Ethnographic Museum and Military Museum combined – here is where my drawings are stored and protected together with idols and relics of my glorious Empire. Here the Europeans are put on display as deranged ritual obsessed savages – iPhones are carrots on string – a new reformation of North European Primitivism is required. The Holy Toast shall descend pierced by cheap ‘Africa Flavour’ incense sticks.”
Andrew Gilbert’s obsession with Colonial History began as a child after seeing the 1964 film ‘ZULU’. ‘ZULU’, starring Michael Caine and Chief Buthelezi as King Cetshwayo, is a classic British War film – a genre that most other nations do not have. It depicts the Battle of Rorke’s Drift (1879) and the defeat of 4000 Zulus by 140 British soldiers. The film represents the British obsession with glorious last stands against overwhelming odds, but fails to explain that the Zulus are in fact defending their land against a foreign invader. Neither the execution of wounded Zulus after the battle, nor the destruction of Ulundi on the 4th of July 1879 are depicted. The film was banned in South Africa in 1965 for black audiences.
As a child, Gilbert saw parallels with the Anglo-Zulu war and the Jacobite Rebellion of 1745. At the Battle of Culloden the ‘savage’ Highland warriors, armed with cow-skin shields and primitive weapons, charged lines of disciplined British Redcoats and were slaughtered. After the battle the wounded were also shot and bayoneted.
On the 9th of July 2014, Andrew at last visited the Rorke’s Drift museum in the KwaZulu Natal province of South Africa. Here, he saw the sideburns had fallen off the British Soldier mannequins (by coincidence, after the battle of Isandlwana, Zulu Sangomas removed the jaw bones with sideburns of dead British soldiers). While the symbols of the British Empire slowly rot, Gilbert witnessed the new museums built to celebrate Zulu Imperial History at Ondini and uMgungundlovu.
For his first solo show in South Africa and second exhibition at blank projects, Gilbert will show drawings made during his stay in South Africa in 2014, and subsequently in Berlin.
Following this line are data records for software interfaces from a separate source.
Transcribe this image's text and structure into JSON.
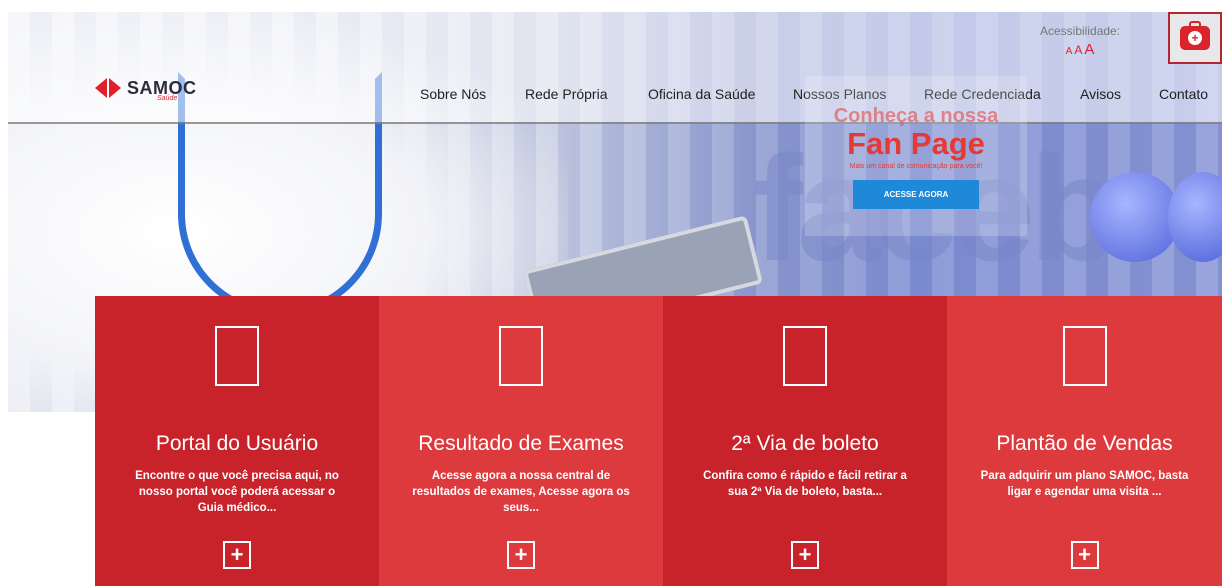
{
  "brand": {
    "name": "SAMOC",
    "tagline": "Saúde",
    "accent": "#e11f2a"
  },
  "nav": {
    "items": [
      {
        "label": "Sobre Nós"
      },
      {
        "label": "Rede Própria"
      },
      {
        "label": "Oficina da Saúde"
      },
      {
        "label": "Nossos Planos"
      },
      {
        "label": "Rede Credenciada"
      },
      {
        "label": "Avisos"
      },
      {
        "label": "Contato"
      }
    ]
  },
  "accessibility": {
    "label": "Acessibilidade:",
    "sizes": [
      "A",
      "A",
      "A"
    ]
  },
  "header_icon": "medkit-icon",
  "promo": {
    "kicker": "Conheça a nossa",
    "title": "Fan Page",
    "subtitle": "Mais um canal de comunicação para você!",
    "button": "ACESSE AGORA",
    "button_color": "#1e88d9"
  },
  "cards": [
    {
      "title": "Portal do Usuário",
      "description": "Encontre o que você precisa aqui, no nosso portal você poderá acessar o Guia médico...",
      "icon": "plus-icon",
      "color": "#c8232b"
    },
    {
      "title": "Resultado de Exames",
      "description": "Acesse agora a nossa central de resultados de exames, Acesse agora os seus...",
      "icon": "plus-icon",
      "color": "#dd3a3e"
    },
    {
      "title": "2ª Via de boleto",
      "description": "Confira como é rápido e fácil retirar a sua 2ª Via de boleto, basta...",
      "icon": "plus-icon",
      "color": "#c8232b"
    },
    {
      "title": "Plantão de Vendas",
      "description": "Para adquirir um plano SAMOC, basta ligar e agendar uma visita ...",
      "icon": "plus-icon",
      "color": "#dd3a3e"
    }
  ]
}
Presented together with sculpture and installation that reference the Colonial Exhibitions of the 19th century, these drawings combine Military History with the subject of Primitivism in Modern Art and European representations of the exotic. For example, in Shaka at work in his studio (2015), Shaka Zulu can be seen finishing his painting for the Basel Art Fair. Shaka is depicted working on a canvas based on a painting by the German Expressionist Emil Nolde. Nolde depicted the savage practice of cutting off heads in Polynesia (Still life with Masks, 1911) while, in German occupied Namibia, Herero heads were hacked off and sent to Berlin for scientific research. Gilbert questions the idea of European civilisation as, today, U.S airstrikes blow children to pieces in the name of civilisation and democracy.
In the drawing Fighting Mac on holiday in Cape Town (2014), Major General Hector Macdonald (veteran of the Sudan and Boer War) is shown in Highland regiment uniform. There is an obvious similarity between the Zulu war costumes and those of the Highland regiments. However, the romantic European image of the exotic warrior is parodied as the Major General carries a cheap plastic shopping bag – a symbol of contemporary European culture and an allusion to the fact that just as the Colonial invasions were fought for commerce and economics so are the Western invasions today. The Xhosa warriors were confronted by the exotic costumes of the Highland Regiments during the 8th Frontier War (1850 – 53), and they were called “Tortoise warriors” by the Xhosa because of the tribal tartan patterns. As the British went in to battle in bright red ceremonial uniform, the Xhosa went to war covered in red clay.
While the Zulu War is immortalised in Britain because of the 1964 film, the nine Xhosa Frontier Wars remain mostly forgotten. As European military museums fade under budget cuts and lack of interest and the old monuments to the European version of history fall, the Ulundi National Gallery shall rise as the carrot rises from sacred instant coffee. The Liberators become Occupiers and European War Memorials become the Idols of Savages.
The Holy Brocoli, official biographer of Emperor Andrew
Andrew Gilbert (b1980, Edinburgh) has lived and worked in Berlin since 2002, prior to which he obtained his MA Fine Art from the University of Edinburgh and Edinburgh College of Art. Gilbert, who works predominantly in mixed media drawing and sculpture, has held numerous solo exhibitions and group shows across Europe and in Tokyo and New York. Solo exhibitions include Je suis . . . Broccoli! (Jagla, Cologne); Sacred Soil and Bloody Ground (Galerie Kai Erdmann, Hamburg) and The Glorious Return of Emperor Andrew (Summerhall, Edinburgh).
Following Trophies of the Savages – Idols of Civilization, his second exhibition at blank projects, Gilbert’s work will be included in Artist and Empire at Tate Britain, opening in November.